Trauma can have a big impact on someone’s life when they do not have the tools to cope with it. Post-traumatic stress disorder (PTSD) could be secondary and unrelated to extremism or it could add to the complexity of the risk of extremism. For example, the symptoms helplessness and distress might heighten the resonance of extremist narratives because they help find meaning and comfort. The self-destructive tendencies might push an individual to the dangerousness and risks of terrorism. Or the mental health issues that are secondary to PTSD (e.g. depression, anxiety, stress and substance misuse) may push an individual to (violent) extremism. The relationship between PTSD and extremism may be multi-directional, preceding extremism as well as arising from extremism.

To be able to understand the issues and strengths of trauma survivors it is important to consider gender stereotypes and roles and cultural impact on symptom expression. The social or cultural context of an individual can strengthen or weaken the link between trauma and radicalisation, violence or violent extremism. Culture even impacts whether the concept of trauma is recognised as a mental health issue. Especially in men and boys the social concept of masculinity, not talking about your feelings, can be detrimental in dealing with trauma.

The goal of this meeting is to discuss how to recognise and deal with distress and trauma as a mental health practitioner working in P/CVE and how trauma impacts their P/CVE work. Furthermore, we will explore what influences symptom expression and experience of traumatic stress in men and boys, how this affects proneness to violence and extremism and how to take this into account when providing mental health support.

Call for participants

We are currently looking for experienced first line practitioners from the mental health sector working with radicalised individuals or in prevention of radicalisation. In order to find the best suited participants and to tailor the meeting content to the practitioners’ needs, we would like you to fill out this survey before 29 May 2023.

We will invite participants based on this information. Please keep in mind that we can only include a limited number of participants in this meeting in order to foster exchanges, so participation is not guaranteed. We will contact you on this beginning of June.

If you know other suitable participants for whom this meeting may be interesting, we encourage you to forward the call. 

Do you have any further questions? Please do not hesitate to contact f [dot] denizatradaradvies [dot] nl (Feline Deniz).

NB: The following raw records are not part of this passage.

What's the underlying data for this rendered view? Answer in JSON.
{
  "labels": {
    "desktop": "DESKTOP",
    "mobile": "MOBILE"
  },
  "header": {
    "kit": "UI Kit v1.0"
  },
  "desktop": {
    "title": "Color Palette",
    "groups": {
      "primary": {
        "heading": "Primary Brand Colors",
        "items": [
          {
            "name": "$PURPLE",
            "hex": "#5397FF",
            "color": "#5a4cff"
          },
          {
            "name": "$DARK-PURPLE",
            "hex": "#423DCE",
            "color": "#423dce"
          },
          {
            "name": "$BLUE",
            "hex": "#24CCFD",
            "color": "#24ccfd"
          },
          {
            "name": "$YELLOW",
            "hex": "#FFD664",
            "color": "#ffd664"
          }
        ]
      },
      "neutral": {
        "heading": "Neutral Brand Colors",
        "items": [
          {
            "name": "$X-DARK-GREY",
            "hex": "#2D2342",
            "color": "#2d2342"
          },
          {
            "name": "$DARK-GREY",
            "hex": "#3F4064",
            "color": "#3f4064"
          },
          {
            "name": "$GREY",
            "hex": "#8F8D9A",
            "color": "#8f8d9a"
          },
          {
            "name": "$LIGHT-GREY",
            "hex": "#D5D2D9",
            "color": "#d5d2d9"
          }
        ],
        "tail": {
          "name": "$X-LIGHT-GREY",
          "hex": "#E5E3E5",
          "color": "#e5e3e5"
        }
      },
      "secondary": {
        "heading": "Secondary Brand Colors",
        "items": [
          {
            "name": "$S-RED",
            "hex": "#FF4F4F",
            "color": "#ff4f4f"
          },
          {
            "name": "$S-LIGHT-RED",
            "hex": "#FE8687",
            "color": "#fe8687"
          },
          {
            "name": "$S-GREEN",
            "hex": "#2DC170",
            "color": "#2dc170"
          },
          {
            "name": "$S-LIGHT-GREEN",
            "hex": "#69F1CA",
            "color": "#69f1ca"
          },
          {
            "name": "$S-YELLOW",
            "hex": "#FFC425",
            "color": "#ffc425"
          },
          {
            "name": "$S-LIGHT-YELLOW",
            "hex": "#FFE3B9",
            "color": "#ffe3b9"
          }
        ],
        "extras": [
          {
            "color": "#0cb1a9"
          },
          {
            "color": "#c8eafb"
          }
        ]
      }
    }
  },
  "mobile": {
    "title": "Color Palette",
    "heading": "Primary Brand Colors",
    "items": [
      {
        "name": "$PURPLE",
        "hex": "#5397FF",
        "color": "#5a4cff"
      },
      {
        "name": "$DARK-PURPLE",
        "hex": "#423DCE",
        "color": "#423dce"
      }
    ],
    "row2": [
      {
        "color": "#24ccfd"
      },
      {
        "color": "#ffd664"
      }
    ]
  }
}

Please note this is a face-to-face event taking place in Bologna, Italy and requires travel. Your travel will be arranged by RAN. By applying for participation, you confirm your availability and willingness to travel for this meeting.

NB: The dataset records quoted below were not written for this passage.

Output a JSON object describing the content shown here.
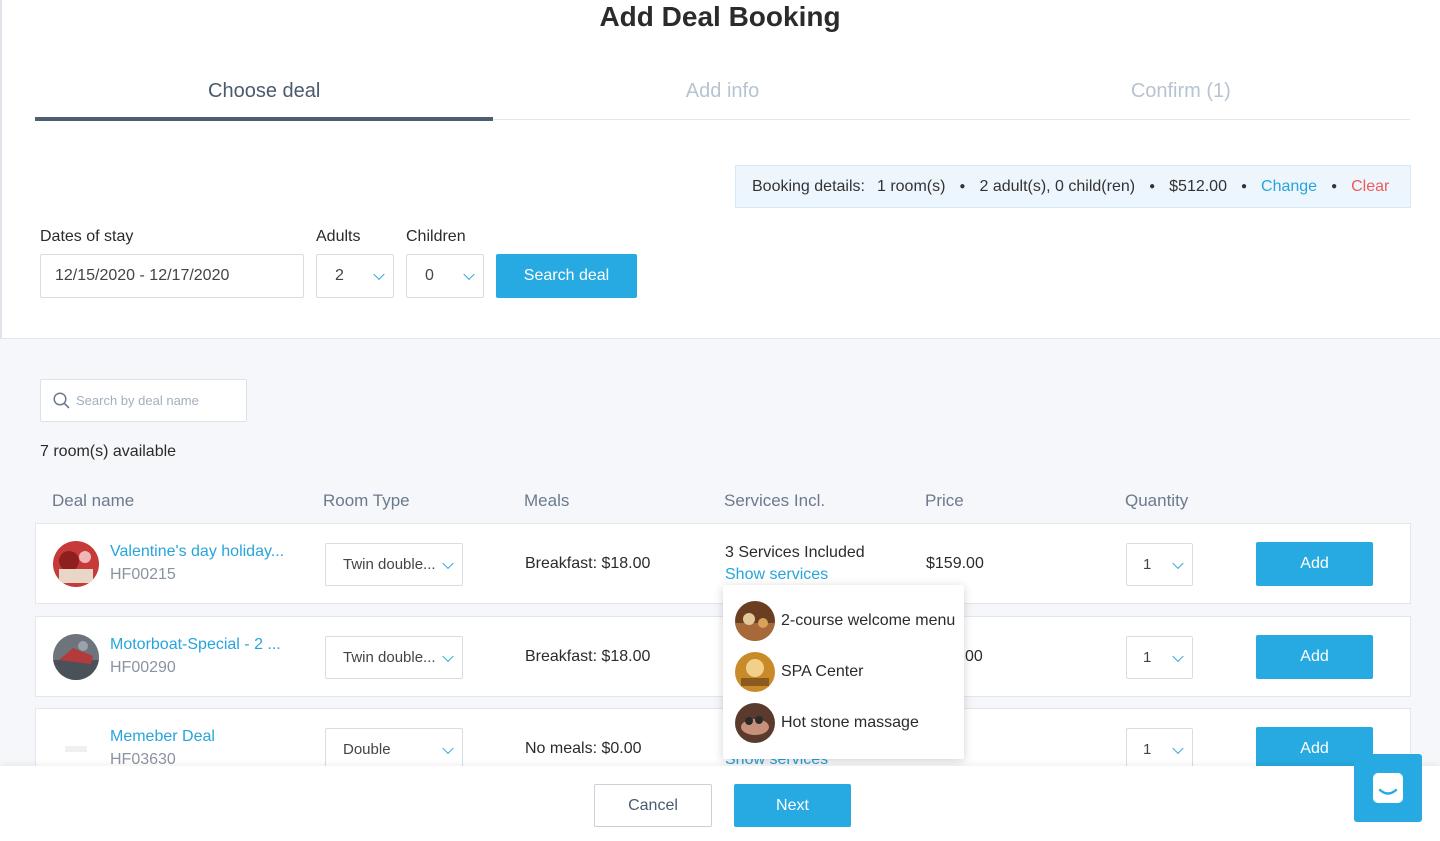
{
  "page": {
    "title": "Add Deal Booking"
  },
  "steps": [
    {
      "label": "Choose deal"
    },
    {
      "label": "Add info"
    },
    {
      "label": "Confirm (1)"
    }
  ],
  "booking_details": {
    "label": "Booking details:",
    "rooms": "1 room(s)",
    "guests": "2 adult(s), 0 child(ren)",
    "total": "$512.00",
    "change_label": "Change",
    "clear_label": "Clear"
  },
  "search_form": {
    "dates_label": "Dates of stay",
    "dates_value": "12/15/2020 - 12/17/2020",
    "adults_label": "Adults",
    "adults_value": "2",
    "children_label": "Children",
    "children_value": "0",
    "search_button": "Search deal"
  },
  "results": {
    "search_placeholder": "Search by deal name",
    "available_text": "7 room(s) available",
    "columns": [
      "Deal name",
      "Room Type",
      "Meals",
      "Services Incl.",
      "Price",
      "Quantity"
    ],
    "rows": [
      {
        "name": "Valentine's day holiday...",
        "code": "HF00215",
        "room_type": "Twin double...",
        "meals": "Breakfast: $18.00",
        "services": "3 Services Included",
        "services_link": "Show services",
        "price": "$159.00",
        "quantity": "1",
        "add_label": "Add"
      },
      {
        "name": "Motorboat-Special - 2 ...",
        "code": "HF00290",
        "room_type": "Twin double...",
        "meals": "Breakfast: $18.00",
        "price": "00",
        "quantity": "1",
        "add_label": "Add"
      },
      {
        "name": "Memeber Deal",
        "code": "HF03630",
        "room_type": "Double",
        "meals": "No meals: $0.00",
        "services_link": "Show services",
        "quantity": "1",
        "add_label": "Add"
      }
    ],
    "services_popover": [
      {
        "label": "2-course welcome menu",
        "icon": "food-thumbnail"
      },
      {
        "label": "SPA Center",
        "icon": "spa-thumbnail"
      },
      {
        "label": "Hot stone massage",
        "icon": "massage-thumbnail"
      }
    ]
  },
  "footer": {
    "cancel_label": "Cancel",
    "next_label": "Next"
  },
  "colors": {
    "accent": "#27a9e1",
    "link": "#27a4dd",
    "danger": "#ef5b5b",
    "step_active": "#4d5d72"
  }
}
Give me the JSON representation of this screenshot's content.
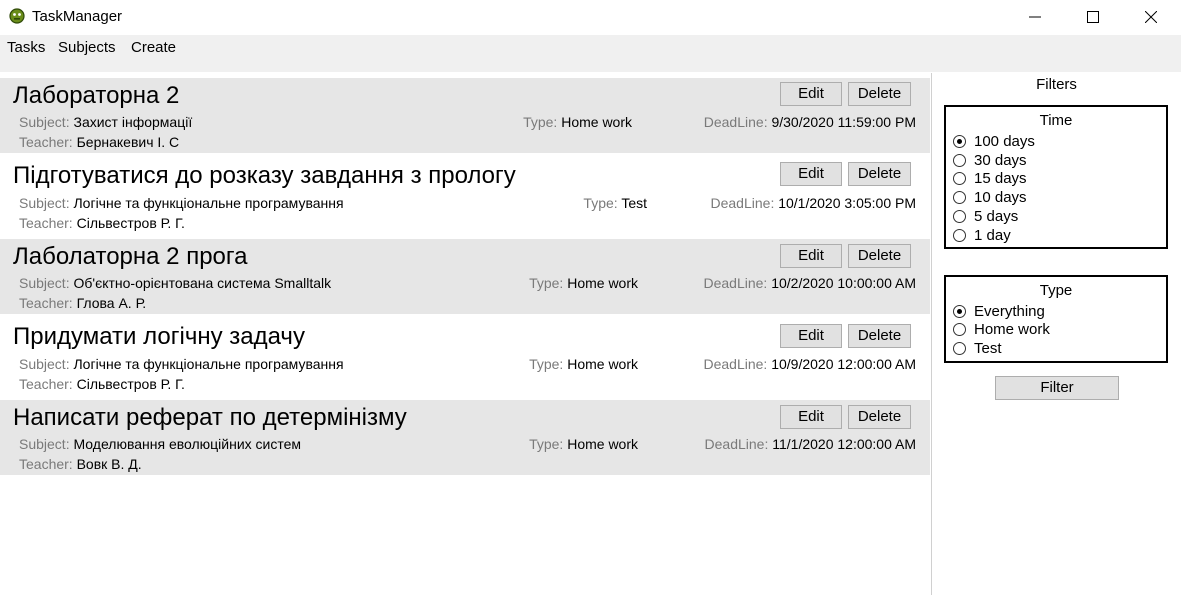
{
  "window": {
    "title": "TaskManager",
    "controls": {
      "minimize_icon": "minimize-icon",
      "maximize_icon": "maximize-icon",
      "close_icon": "close-icon"
    }
  },
  "menu": [
    "Tasks",
    "Subjects",
    "Create"
  ],
  "labels": {
    "subject": "Subject:",
    "teacher": "Teacher:",
    "type": "Type:",
    "deadline": "DeadLine:",
    "edit": "Edit",
    "delete": "Delete"
  },
  "tasks": [
    {
      "title": "Лабораторна 2",
      "subject": "Захист інформації",
      "teacher": "Бернакевич І. С",
      "type": "Home work",
      "deadline": "9/30/2020 11:59:00 PM"
    },
    {
      "title": "Підготуватися до розказу завдання з прологу",
      "subject": "Логічне та функціональне програмування",
      "teacher": "Сільвестров Р. Г.",
      "type": "Test",
      "deadline": "10/1/2020 3:05:00 PM"
    },
    {
      "title": "Лаболаторна 2 прога",
      "subject": "Об'єктно-орієнтована система Smalltalk",
      "teacher": "Глова А. Р.",
      "type": "Home work",
      "deadline": "10/2/2020 10:00:00 AM"
    },
    {
      "title": "Придумати логічну задачу",
      "subject": "Логічне та функціональне програмування",
      "teacher": "Сільвестров Р. Г.",
      "type": "Home work",
      "deadline": "10/9/2020 12:00:00 AM"
    },
    {
      "title": "Написати реферат по детермінізму",
      "subject": "Моделювання еволюційних систем",
      "teacher": "Вовк В. Д.",
      "type": "Home work",
      "deadline": "11/1/2020 12:00:00 AM"
    }
  ],
  "filters": {
    "title": "Filters",
    "time": {
      "title": "Time",
      "options": [
        "100 days",
        "30 days",
        "15 days",
        "10 days",
        "5 days",
        "1 day"
      ],
      "selected": "100 days"
    },
    "type": {
      "title": "Type",
      "options": [
        "Everything",
        "Home work",
        "Test"
      ],
      "selected": "Everything"
    },
    "button": "Filter"
  }
}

Publication date
4 May 2023
Directorate-General for Migration and Home Affairs